Bolstered by their lofty 12 percent job-approval rating -- a 10-point drop just since April -- congressional Republicans are itching to pick another fight with President Obama, this time by forcing another shutdown of the federal government come Sept. 30, the end of the fiscal year. That's a little more than two weeks from now.
And if House Speaker John Boehner isn't willing to lead the party over the cliff and into the abyss -- if he and other Establishment Republicans keep issuing their boring warnings that anger and obstinance are no substitute for a strategy -- then House Republicans are making it clear that they'll find somebody else to take them into holy battle against the forces of darkness.
A similar dynamic is playing out in the presidential race. According to the latest ABC News/Washington Post poll, the candidate of the party establishment, the well-funded, well-organized Jeb Bush, is now the preferred candidate of a whopping 8 percent of GOP primary voters. The leading candidate is real estate magnate Donald Trump, at 33 percent, followed by retired neurosurgeon Ben Carson at 20 percent. In short, more than half of GOP primary voters are so alienated from their own establishment that they prefer presidential candidates that have never even run for dogcatcher.
"He's going to change America," one Trump fan told the Dallas Morning News at a raucous rally attended by 15,000 people. "Everybody wants someone other than a politician.”
I watched -- or tried to watch -- Trump's speech last night. This was the crux of it:
"We're going to have so many victories that at some point they're going to come out of your ears! ... We're going to have so many victories, and they're going to be great victories, and we're going to have them all the time, because we have an amazing country. We have a country that is dying to, that just wants to have victory. We don't have wins anymore. We don't have it."
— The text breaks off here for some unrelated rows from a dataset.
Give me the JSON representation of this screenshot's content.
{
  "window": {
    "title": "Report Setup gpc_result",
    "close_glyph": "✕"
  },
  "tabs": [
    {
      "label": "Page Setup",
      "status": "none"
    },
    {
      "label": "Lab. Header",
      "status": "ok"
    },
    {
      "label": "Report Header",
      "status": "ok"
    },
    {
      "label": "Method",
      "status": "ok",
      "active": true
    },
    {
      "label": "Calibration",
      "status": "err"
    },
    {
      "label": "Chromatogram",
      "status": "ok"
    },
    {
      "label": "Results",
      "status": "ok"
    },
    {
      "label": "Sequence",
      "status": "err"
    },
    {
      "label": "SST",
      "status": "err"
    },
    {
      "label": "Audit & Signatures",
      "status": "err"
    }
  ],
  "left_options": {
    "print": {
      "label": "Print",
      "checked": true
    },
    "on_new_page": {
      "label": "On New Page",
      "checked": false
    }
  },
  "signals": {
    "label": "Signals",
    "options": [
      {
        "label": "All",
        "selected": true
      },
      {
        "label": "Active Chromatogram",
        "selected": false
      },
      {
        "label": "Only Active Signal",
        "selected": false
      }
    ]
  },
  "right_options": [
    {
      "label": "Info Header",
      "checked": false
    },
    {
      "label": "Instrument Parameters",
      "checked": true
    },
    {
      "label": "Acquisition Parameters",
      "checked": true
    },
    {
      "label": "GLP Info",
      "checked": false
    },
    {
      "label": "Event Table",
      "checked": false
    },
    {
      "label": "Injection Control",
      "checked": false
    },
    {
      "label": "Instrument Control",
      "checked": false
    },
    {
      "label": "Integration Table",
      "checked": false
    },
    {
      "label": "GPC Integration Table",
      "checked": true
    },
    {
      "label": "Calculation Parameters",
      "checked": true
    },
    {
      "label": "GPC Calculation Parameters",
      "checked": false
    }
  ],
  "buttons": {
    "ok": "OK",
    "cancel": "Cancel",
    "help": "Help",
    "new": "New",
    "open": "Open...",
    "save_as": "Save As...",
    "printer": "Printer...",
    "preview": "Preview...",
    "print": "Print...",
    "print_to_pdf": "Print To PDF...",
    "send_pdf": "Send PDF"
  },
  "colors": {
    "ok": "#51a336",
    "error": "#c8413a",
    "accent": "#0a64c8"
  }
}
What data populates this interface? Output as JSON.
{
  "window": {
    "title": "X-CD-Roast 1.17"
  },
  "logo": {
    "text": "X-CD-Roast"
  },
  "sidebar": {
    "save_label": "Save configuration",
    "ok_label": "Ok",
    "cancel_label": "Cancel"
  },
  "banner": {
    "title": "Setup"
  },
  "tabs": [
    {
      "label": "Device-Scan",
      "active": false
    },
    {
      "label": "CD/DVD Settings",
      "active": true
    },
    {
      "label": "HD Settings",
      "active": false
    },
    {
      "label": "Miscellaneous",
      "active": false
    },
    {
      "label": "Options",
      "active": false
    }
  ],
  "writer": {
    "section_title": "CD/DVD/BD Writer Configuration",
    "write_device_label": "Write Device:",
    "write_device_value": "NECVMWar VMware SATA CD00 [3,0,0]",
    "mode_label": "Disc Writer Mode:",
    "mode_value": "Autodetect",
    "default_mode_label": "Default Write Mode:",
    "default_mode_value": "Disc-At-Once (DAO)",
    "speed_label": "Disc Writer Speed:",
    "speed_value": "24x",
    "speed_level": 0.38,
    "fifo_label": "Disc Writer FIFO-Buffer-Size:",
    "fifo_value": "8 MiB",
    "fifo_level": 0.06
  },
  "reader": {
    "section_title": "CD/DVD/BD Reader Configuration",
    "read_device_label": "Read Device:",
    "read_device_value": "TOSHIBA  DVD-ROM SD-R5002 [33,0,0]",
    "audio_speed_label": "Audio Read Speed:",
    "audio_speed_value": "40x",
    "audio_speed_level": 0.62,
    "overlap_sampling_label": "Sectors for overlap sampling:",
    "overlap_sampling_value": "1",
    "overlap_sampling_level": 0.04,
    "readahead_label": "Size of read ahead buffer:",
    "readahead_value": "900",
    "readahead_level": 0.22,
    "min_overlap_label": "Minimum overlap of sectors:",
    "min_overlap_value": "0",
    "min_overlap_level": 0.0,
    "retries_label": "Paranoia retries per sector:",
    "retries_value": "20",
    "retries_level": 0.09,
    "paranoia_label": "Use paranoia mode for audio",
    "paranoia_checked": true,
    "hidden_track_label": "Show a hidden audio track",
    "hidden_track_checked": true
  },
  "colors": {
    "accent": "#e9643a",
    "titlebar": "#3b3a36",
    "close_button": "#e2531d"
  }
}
And the crowd went crazy. Policy, issues, platforms, government experience -- none of it matters. What matters is the strong man on the white stallion, promising to make things better by simply being the strong man on the white stallion.
I've never witnessed the dissolution of a major political party -- it's been something that you only read about in the history books, like steamboats and dueling. But watching the GOP leadership crisis bubbling up in Washington, and the continued dominance of Trump out on the campaign trail, I'm beginning to wonder if this is what it might look like. History tells us that it doesn't happen because the opposing party, in this case the Democrats, is so successful. It happens because of tensions and differences within the party itself that turn out to be irreconcilable with reality.